“Ed and I actually met in a bar, one night in San Diego. I learned he was in the military, we exchanged phone numbers, and not too long after that, he invited me to go to a Navy ball. My family is Indian and the culture is such that my parents wanted me to marry an engineer or a doctor. Their perception of the military was it was for people who didn’t succeed academically to advance to earn a 4 year degree.
“I had no concept of military life. The night of the Navy ball, I decided I didn’t want to go and I told him I wasn’t really feeling well. I stayed home, he left the ball early and came over in his dress whites and brought soup and a movie. I knew in that moment that he was someone I didn’t want to let go. Randomly, my dad asked if I was dating anyone, and when I told him about my military man, he told me that really he just wanted me to be happy. They met him a few weeks later, and my dad told me about when he immigrated to the United States and he wrote letters to my mom, back in India. Her parents wanted her to marry someone more affluent, somebody rich and famous, but they were in love, and my dad saw that in my relationship, too.
“Ed deployed soon after and we had an email relationship. The more I learned about him, the more I liked him. He wanted me to know all about the military life. With all the acronyms and etiquette, he realized it was more of a culture than just a job, so he took me to pre-deployment briefs and gave me the 4-1-1 on life in the Navy. When he returned from deployment, we got engaged. We went to the church to speak with the pastor and got married a week later. It was one year, one month, one day after we had first met. We moved from San Diego to Monterey and then Rhode Island. We were married but I had just started graduate school, so he went to Rhode Island and I stayed in California. It was during that time that I first heard about United Through Reading. They’d given an emotional plea for volunteers and I loved the idea behind it — uniting families during deployment through the service member reading bedtime stories. United Through Reading would record the stories on video and would send the families a copy. It was before Skype, before FaceTime. It was such a special mission and I wanted to be a part of it. Even though we didn’t have children, I could imagine this as the ‘go to’ resource we would need when we had kids of our own.

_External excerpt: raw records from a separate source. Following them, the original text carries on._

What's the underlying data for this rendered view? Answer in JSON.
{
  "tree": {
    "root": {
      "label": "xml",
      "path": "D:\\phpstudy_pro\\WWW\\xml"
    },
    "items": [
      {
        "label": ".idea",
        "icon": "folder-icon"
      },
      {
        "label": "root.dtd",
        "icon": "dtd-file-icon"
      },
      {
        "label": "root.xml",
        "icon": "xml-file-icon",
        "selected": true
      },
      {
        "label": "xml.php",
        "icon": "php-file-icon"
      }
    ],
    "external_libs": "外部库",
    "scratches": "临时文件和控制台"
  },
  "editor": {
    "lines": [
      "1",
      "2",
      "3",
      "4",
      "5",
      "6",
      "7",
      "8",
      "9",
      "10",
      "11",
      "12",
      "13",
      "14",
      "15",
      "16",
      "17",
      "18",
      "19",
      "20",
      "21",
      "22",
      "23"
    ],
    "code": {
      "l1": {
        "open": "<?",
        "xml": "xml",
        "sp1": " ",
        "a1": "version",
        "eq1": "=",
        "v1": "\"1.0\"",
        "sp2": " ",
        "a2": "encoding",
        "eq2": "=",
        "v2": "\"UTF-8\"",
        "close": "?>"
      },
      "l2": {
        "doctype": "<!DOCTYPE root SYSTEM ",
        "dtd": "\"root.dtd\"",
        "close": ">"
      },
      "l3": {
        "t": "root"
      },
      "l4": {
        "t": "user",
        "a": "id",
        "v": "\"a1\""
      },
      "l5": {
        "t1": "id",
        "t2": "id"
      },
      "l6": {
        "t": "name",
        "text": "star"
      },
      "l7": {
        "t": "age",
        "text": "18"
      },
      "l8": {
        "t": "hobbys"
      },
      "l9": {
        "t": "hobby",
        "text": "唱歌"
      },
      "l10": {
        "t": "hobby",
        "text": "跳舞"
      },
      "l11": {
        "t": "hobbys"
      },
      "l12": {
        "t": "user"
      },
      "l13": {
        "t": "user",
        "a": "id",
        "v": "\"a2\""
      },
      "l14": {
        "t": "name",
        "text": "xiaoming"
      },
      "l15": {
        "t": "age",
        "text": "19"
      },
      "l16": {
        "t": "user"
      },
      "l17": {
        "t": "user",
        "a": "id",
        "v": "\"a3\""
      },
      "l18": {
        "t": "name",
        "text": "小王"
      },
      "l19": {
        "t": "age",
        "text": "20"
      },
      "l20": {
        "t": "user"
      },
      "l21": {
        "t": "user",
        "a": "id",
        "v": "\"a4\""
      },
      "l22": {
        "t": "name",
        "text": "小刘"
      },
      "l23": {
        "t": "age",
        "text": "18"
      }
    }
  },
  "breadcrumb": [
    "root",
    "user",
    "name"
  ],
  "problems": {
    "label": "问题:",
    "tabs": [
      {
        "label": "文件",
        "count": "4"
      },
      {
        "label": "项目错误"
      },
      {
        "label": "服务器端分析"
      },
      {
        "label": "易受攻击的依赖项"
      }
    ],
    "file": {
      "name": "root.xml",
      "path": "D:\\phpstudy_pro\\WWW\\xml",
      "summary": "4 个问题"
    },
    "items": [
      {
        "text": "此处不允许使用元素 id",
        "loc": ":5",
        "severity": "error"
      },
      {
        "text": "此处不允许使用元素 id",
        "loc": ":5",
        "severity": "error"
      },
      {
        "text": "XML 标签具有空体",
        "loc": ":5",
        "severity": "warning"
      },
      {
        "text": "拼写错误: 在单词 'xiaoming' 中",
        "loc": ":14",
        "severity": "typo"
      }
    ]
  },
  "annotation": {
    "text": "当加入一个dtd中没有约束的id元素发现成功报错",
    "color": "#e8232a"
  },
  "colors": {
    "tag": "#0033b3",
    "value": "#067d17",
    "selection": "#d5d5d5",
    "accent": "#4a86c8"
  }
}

“Ed deployed again when I was pregnant and came home just in time for the birth. We’d spent more time apart then we had together but we made it work! I finished grad school and I was looking for a new opportunity. I started as a program manager for a grant at a community college and I’ll be honest, I hated it. There was no camaraderie, no flexibility, and I wasn’t happy there. I wanted those things in a job. The Indian culture is such that your work becomes your lifestyle, with how you speak, your traditions, your passions. You see that in the military community, and I wanted to find a piece of it too, in my own career.
“I contacted United Through Reading, as I saw all of the things I was looking for there, when I volunteered for them. They had an opening in data management and I couldn’t wait to get started. As times have changed, so too has my job, and now I serve as the Director of Campaigns and Initiatives. It’s an incredible place to work. We all work virtually, but definitely as a team. The work and the people have truly become a part of our family. Seeing these brave and courageous men and women reading a children’s book to their loved ones left behind … My eyes are welling up even talking about it! I cry every time I watch a video. To hear these kids react; to know the unbreakable emotional connection between parents and their children … it’s indescribable. Long distance is always hard, but programs like United Through Reading help keep our military families strong. To be a part of it all is both humbling and rewarding.”
To learn more about United Through Reading, visit www.unitedthroughreading.org